- **DIRECTIONS FOR THIS TASK**
Below are the entries; return every line among them that holds the word "screenshot".

++++++++++++++++++++

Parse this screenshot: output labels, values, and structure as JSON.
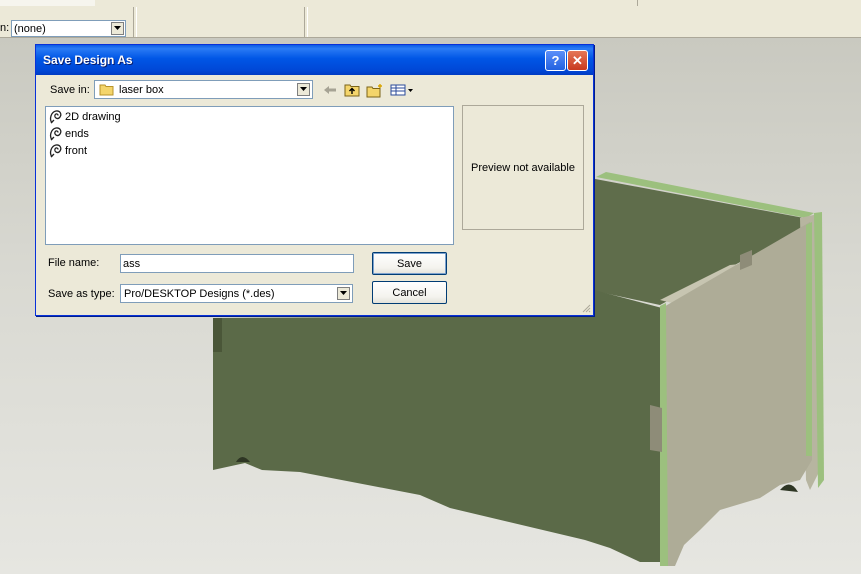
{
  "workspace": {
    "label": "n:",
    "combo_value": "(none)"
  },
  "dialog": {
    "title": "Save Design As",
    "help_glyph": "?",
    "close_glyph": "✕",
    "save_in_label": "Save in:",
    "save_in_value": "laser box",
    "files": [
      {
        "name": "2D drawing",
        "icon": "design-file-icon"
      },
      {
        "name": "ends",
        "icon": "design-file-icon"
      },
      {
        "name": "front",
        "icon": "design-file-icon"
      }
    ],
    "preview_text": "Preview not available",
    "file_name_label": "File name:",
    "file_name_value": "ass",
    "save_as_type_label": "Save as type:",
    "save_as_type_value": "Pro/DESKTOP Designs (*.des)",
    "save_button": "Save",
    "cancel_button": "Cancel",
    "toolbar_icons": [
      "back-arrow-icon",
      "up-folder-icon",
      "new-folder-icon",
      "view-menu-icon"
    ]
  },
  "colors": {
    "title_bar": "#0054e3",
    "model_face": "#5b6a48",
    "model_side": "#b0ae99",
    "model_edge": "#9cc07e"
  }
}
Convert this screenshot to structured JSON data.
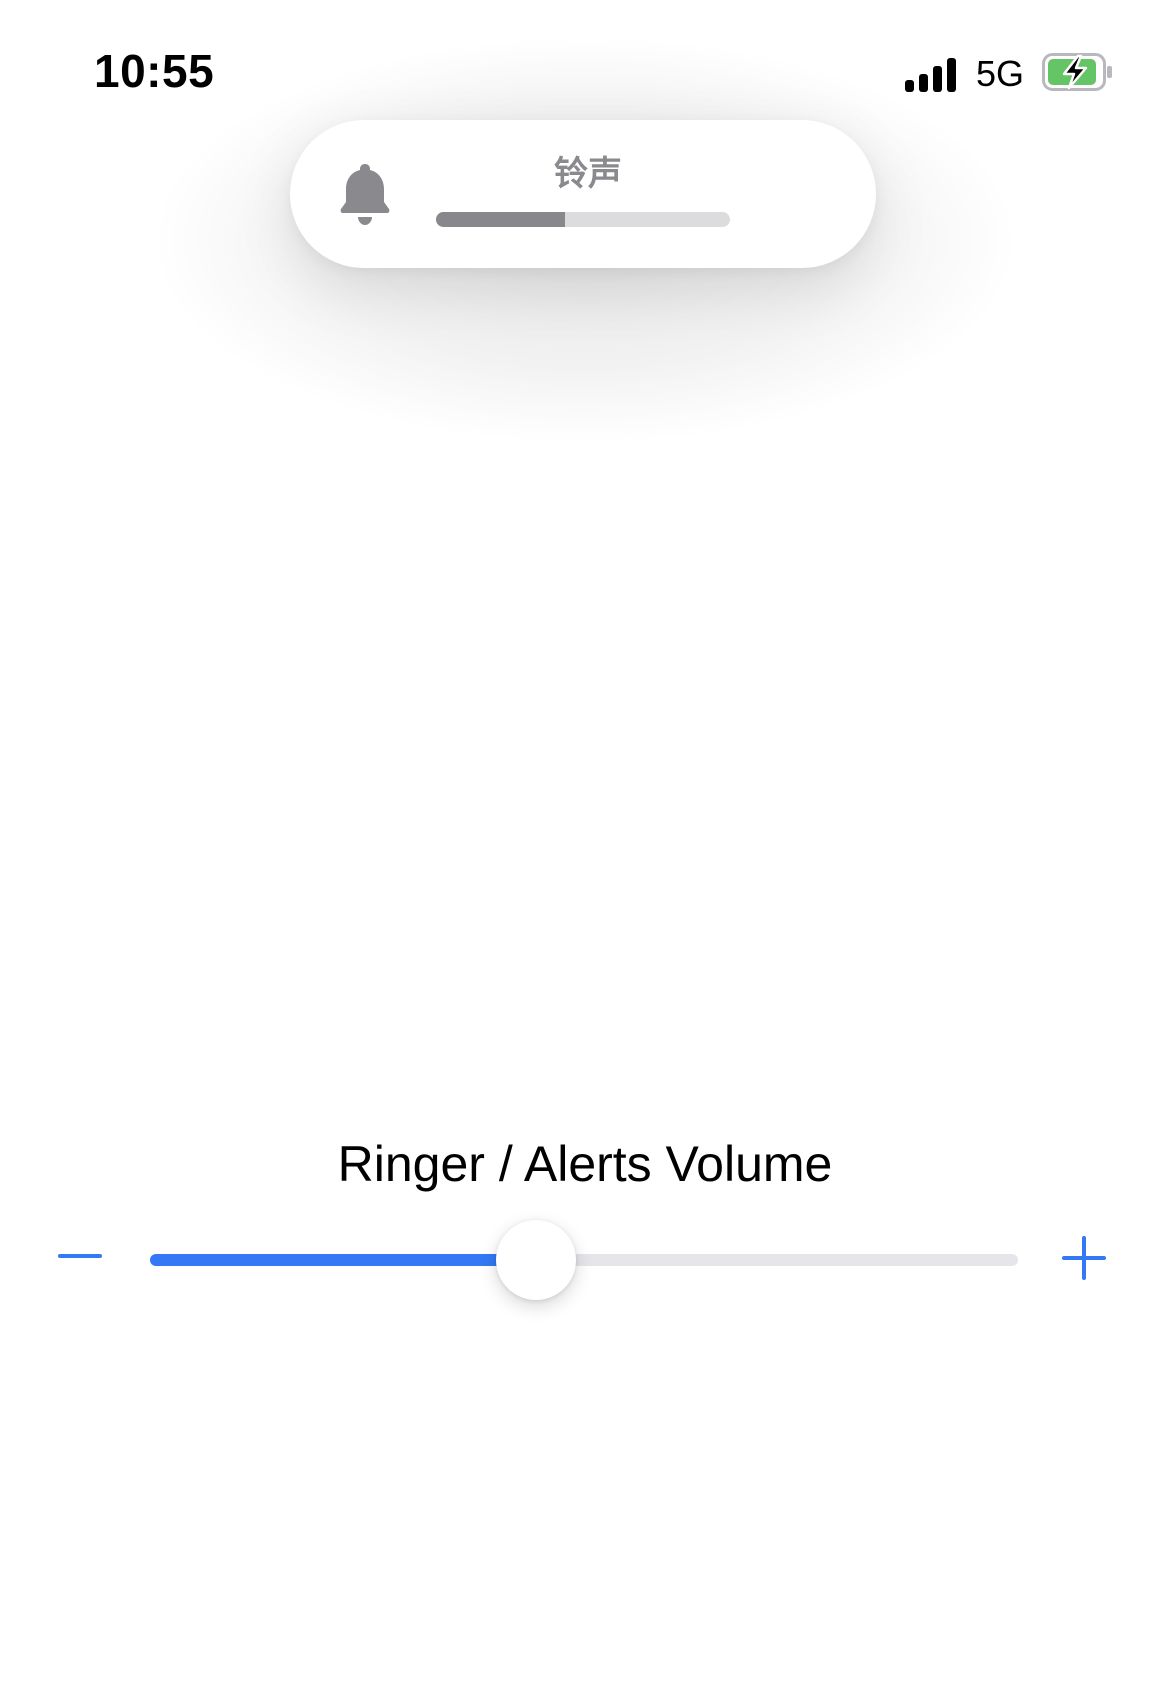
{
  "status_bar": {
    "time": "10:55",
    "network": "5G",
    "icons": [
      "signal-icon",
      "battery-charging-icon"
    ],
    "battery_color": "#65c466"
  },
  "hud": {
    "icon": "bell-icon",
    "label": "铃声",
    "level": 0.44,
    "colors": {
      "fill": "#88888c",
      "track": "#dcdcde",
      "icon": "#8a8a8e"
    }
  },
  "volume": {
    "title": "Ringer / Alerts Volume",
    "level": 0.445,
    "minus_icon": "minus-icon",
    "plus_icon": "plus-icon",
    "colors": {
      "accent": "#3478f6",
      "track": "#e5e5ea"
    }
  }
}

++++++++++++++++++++

- **ANSWER FOR THE TASK**
Parse this screenshot: output labels, values, and structure as JSON.
Convert this screenshot to structured JSON data.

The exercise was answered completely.